Appellants have not alleged that they have been systematically excluded from the jury list. Cf. Carter v. Jury Commission of Greene County, supra, 369 U.S. at 322, 90 S. Ct. at 519, 24 L. Ed. 2d at 553. Under the agreed statement of facts they merely say that they are eligible for jury service; that they desire to serve on the jury; and that they have not been called. Appellants are in no different position than every eligible person in the county who desires to serve as a juror but has not been called. Thus they have not shown good cause to see and examine the jury list.

Appellants contend for the first time on this appeal that under the provisions of the Virginia Freedom of Information Act (§§ 2.1-340 through 2.1-346, Code of 1950, 1966 Repl.Vol., 1972 Cum.Supp.) the general public is given the right to inspect the jury list. Ordinarily we would not notice this contention since it was not raised in the court below.
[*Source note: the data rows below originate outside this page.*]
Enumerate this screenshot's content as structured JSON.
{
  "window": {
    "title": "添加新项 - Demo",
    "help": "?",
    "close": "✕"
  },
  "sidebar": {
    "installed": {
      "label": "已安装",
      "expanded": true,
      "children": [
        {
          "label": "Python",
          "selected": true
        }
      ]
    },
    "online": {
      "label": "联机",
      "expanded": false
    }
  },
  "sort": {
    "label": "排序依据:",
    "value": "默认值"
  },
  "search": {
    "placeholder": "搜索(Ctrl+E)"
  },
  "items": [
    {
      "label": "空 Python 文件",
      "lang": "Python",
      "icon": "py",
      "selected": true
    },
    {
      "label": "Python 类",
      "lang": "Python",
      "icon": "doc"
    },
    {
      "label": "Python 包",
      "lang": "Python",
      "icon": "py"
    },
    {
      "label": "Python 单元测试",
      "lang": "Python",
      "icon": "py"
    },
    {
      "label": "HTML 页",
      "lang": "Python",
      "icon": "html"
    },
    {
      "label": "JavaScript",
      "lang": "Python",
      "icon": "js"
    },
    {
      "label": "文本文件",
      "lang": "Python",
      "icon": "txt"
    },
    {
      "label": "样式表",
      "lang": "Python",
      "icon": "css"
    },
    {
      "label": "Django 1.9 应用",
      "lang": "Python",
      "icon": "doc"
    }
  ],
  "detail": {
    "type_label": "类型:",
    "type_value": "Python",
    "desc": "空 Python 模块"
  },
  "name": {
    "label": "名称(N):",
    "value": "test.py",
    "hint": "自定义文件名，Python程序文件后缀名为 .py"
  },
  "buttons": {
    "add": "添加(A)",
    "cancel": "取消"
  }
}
Rule 5:7; Clarendon House, Inc. v. Helfert, 213 Va. 28, 189 S.E.2d 331 (1972). But because it raises a question of considerable importance we will consider it.
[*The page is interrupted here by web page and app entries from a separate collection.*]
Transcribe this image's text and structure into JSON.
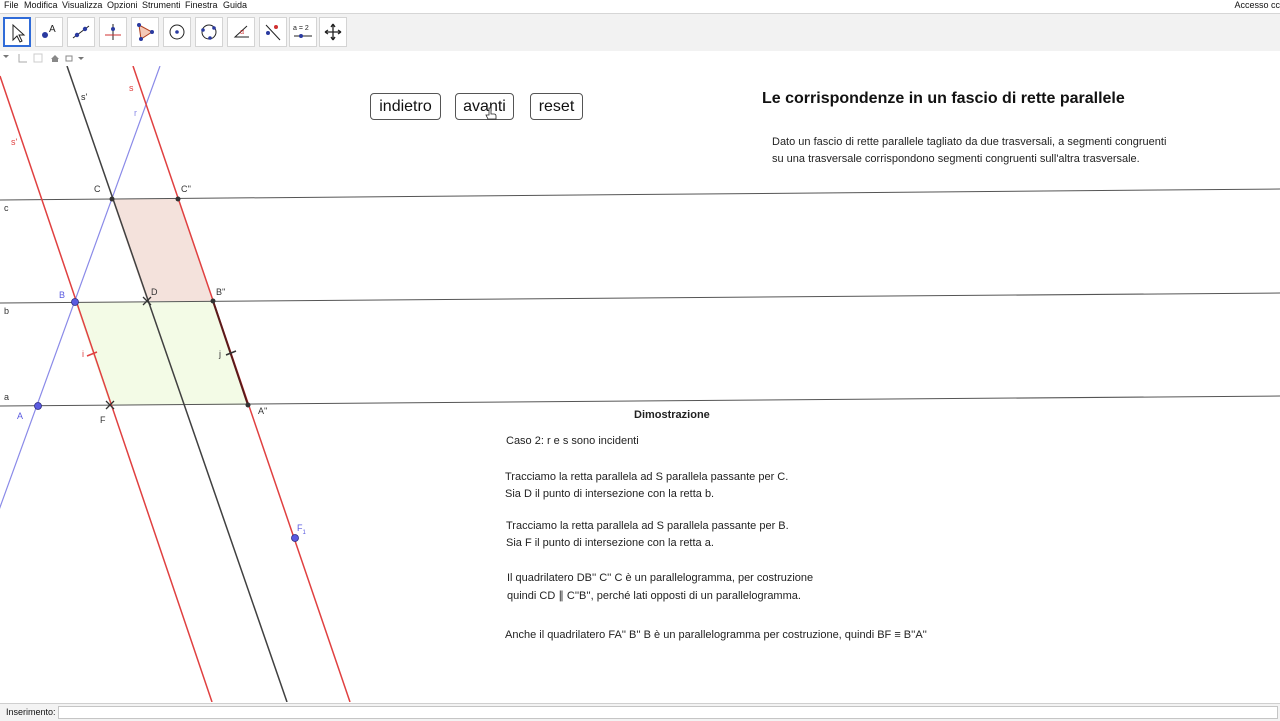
{
  "menubar": {
    "items": [
      "File",
      "Modifica",
      "Visualizza",
      "Opzioni",
      "Strumenti",
      "Finestra",
      "Guida"
    ],
    "account": "Accesso cc"
  },
  "toolbar": {
    "tools": [
      "move-tool-icon",
      "point-tool-icon",
      "line-tool-icon",
      "perpendicular-tool-icon",
      "polygon-tool-icon",
      "circle-tool-icon",
      "conic-tool-icon",
      "angle-tool-icon",
      "reflect-tool-icon",
      "slider-tool-icon",
      "move-view-tool-icon"
    ],
    "slider_label": "a = 2"
  },
  "buttons": {
    "back": "indietro",
    "next": "avanti",
    "reset": "reset"
  },
  "title": "Le corrispondenze in un fascio di rette parallele",
  "intro": {
    "line1": "Dato un fascio di rette parallele tagliato da due trasversali, a segmenti congruenti",
    "line2": "su una trasversale corrispondono segmenti congruenti sull'altra trasversale."
  },
  "proof": {
    "heading": "Dimostrazione",
    "case": "Caso 2: r e s sono incidenti",
    "p1a": "Tracciamo la retta parallela ad S parallela passante per C.",
    "p1b": "Sia D il punto di intersezione con la retta b.",
    "p2a": "Tracciamo la retta parallela ad S parallela passante per B.",
    "p2b": "Sia F il punto di intersezione con la retta a.",
    "p3a": "Il quadrilatero DB'' C'' C è un parallelogramma, per costruzione",
    "p3b": "quindi CD ∥ C''B'', perché lati opposti di un parallelogramma.",
    "p4": "Anche il quadrilatero FA'' B'' B è un parallelogramma per costruzione, quindi BF ≡ B''A''"
  },
  "labels": {
    "s_prime_top": "s'",
    "s_top": "s",
    "r_top": "r",
    "s_prime_left": "s'",
    "c_line": "c",
    "b_line": "b",
    "a_line": "a",
    "C": "C",
    "C2": "C''",
    "B": "B",
    "D": "D",
    "B2": "B''",
    "i": "i",
    "j": "j",
    "A": "A",
    "F": "F",
    "A2": "A''",
    "F1": "F",
    "F1_sub": "1"
  },
  "colors": {
    "red": "#e04040",
    "blue": "#8a8ae8",
    "dark": "#404040",
    "accent": "#2f6bd8"
  },
  "inputbar": {
    "label": "Inserimento:",
    "value": ""
  }
}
The jury list is not an "official record" within the intent and meaning of the provisions of the Freedom of Information Act. Section 2.1-342(a) provides that "Except as otherwise specifically provided *713 by law, all official records shall be open to inspection and copying by any citizens of this State having a personal or legal interest in specific records. . . ." Under the provisions of Code §§ 8-183 and 8-184 the jury list is a secret document which is not open to public inspection, and it cannot be examined except for good cause shown. Thus the right of access to official records allowed under the Freedom of Information Act does not include jury lists.

We hold that Code §§ 8-183 and 8-184 are not unconstitutional on their face.

The order of the trial court is



[1] See Code § 8-195, 1957 Repl. Vol.; Blakey v. Commonwealth, 182 Va. 614, 621, 29 S.E.2d 863, 865 (1944).